The theme of this year’s 3GSM World Congress was summarised by Naguib Sawiris, chairman and chief executive of Orascom, the Egyptian mobile phone operator, at the first keynote session of the conference.
"This is the time of the emerging markets to come back.
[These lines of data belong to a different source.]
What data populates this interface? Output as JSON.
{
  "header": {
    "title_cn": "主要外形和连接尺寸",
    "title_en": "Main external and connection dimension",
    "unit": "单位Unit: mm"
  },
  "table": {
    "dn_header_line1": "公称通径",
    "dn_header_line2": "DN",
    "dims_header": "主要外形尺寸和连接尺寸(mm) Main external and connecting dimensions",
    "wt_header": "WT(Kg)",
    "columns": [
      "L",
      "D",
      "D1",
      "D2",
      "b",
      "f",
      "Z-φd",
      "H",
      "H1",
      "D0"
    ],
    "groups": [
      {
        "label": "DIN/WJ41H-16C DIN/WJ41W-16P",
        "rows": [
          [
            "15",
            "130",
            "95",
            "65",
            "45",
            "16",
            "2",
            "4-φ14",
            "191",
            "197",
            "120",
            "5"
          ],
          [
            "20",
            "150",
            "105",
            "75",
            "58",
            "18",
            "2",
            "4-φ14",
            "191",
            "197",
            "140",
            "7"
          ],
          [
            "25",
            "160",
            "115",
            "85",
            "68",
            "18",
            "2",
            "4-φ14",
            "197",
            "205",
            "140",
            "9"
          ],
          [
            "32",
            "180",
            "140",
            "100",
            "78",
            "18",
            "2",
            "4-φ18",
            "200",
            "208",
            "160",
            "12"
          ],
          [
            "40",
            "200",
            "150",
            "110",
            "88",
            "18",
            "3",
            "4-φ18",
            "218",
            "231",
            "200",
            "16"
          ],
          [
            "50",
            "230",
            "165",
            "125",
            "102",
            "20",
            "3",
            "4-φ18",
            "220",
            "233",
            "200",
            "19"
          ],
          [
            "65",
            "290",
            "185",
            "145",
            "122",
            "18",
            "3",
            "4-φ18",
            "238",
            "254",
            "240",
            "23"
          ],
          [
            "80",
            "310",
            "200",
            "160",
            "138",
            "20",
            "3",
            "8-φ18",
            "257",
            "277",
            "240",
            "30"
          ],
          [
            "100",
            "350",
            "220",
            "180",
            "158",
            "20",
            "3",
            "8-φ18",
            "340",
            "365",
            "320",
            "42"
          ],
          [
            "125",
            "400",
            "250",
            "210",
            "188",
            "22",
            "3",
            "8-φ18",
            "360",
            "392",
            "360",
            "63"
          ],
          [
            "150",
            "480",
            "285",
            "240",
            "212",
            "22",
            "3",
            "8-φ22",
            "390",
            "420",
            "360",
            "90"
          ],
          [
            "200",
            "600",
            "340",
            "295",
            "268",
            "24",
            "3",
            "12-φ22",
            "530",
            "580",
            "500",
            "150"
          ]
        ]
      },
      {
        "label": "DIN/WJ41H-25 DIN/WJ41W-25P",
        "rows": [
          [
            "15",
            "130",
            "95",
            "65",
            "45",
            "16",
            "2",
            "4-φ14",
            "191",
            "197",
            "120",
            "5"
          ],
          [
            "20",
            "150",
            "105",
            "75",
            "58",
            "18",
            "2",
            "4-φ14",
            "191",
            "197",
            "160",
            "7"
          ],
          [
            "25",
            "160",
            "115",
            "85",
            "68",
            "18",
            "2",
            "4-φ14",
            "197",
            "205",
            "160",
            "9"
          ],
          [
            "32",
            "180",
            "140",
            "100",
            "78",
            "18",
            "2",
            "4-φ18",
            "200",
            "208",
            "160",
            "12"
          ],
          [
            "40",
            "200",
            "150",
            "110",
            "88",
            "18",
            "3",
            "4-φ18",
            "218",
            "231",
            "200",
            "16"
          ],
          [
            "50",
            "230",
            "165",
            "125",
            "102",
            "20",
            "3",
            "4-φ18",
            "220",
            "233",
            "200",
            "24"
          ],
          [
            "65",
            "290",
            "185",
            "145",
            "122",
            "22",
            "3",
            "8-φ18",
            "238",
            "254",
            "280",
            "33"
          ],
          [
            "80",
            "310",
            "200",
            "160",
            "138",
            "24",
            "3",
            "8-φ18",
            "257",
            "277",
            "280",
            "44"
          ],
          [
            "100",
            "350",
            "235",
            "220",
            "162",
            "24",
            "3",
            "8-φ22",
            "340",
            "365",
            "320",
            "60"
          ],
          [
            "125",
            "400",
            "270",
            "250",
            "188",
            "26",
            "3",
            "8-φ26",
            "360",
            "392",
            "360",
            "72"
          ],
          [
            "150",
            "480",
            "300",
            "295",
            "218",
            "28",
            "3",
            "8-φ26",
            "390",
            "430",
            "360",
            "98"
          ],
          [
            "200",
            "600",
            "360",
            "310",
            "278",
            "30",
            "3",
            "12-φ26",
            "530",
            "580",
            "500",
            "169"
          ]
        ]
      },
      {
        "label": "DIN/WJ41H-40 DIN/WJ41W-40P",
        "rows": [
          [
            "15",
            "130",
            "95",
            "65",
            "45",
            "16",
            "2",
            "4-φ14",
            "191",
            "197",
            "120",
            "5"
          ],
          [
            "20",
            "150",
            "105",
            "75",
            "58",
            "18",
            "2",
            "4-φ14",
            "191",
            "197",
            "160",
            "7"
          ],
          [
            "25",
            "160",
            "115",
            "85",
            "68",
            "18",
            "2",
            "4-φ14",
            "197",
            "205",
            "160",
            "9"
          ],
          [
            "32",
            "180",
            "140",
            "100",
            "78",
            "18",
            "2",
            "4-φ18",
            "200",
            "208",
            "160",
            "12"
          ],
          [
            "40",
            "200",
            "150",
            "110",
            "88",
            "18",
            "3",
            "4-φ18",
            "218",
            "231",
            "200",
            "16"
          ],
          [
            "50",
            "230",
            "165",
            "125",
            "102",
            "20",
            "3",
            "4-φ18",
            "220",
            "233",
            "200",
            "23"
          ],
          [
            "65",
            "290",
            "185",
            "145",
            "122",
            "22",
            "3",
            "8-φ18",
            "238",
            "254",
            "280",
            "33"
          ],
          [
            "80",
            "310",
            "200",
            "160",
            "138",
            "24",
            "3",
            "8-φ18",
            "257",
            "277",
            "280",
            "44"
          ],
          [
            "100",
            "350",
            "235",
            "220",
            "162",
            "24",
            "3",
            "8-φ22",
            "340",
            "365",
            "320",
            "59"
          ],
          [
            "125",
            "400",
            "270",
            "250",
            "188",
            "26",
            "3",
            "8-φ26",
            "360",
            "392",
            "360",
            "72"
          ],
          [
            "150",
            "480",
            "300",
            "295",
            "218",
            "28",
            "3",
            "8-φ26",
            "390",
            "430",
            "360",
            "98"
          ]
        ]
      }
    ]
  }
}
Just look at us. We have two Indians and an Egyptian on stage," he said.
Indeed, a packed auditorium of telecoms executives were hanging on the every word of a powerful "emerging markets" trio of Arun Sarin, chief executive of Vodafone, Sanjiv Ahuja, chief executive of Orange and Mr Sawiris, whose Orascom has a strong grip not only in the Middle East but recently acquired operators in Italy and Greece as well.
Mr Sarin was looking triumphant after clinching a deal earlier this week to buy Hutchison Essar, the fourth largest mobile operator in India.
Mr Sarin was waxing lyrical about the possibilities of India, where mobile penetration of just 13 per cent today is expected to rise to 40 per cent within the next few years, creating a potential subscriber base of around 550m people.
Also on the panel was Sanjiv Ahuja, chief executive of Orange, who, while not embarking on the same kinds of foreign adventures as Vodafone, spoke of Orange’s recently launched operations in Senegal.
Europe is now a slow-growing market. Figures out on Tuesday from GfK, the research company, showed that Europe now had 210m mobile phone users, but numbers had only grown 5 per cent in 2006. Naturally emerging markets are more exciting.
A number of announcements at 3GSM have been for products targeted at these markets. Texas Instruments is creating lower-cost chips for the market, and Motorola’s chief technology officer, Padmasree Warrior, told the Financial Times that the company was targeting developing countries with a number of products, such as solar-powered base stations suited to inaccessible areas and a new ultra-low cost phone designed to bring people who had never before made a mobile phone call into the wireless world.
But the developing markets can be as brutal as they are tempting. Motorola had a poor fourth quarter, partly due to being hit by price competition in emerging markets. Motorola’s Ms Warrior, believes the land grab is temporary phenomenon, and that eventually sleek designs – such as the z8 slider phone the company launched yesterday – will begin to move up price points. There is no guidance, however, on when this will happen.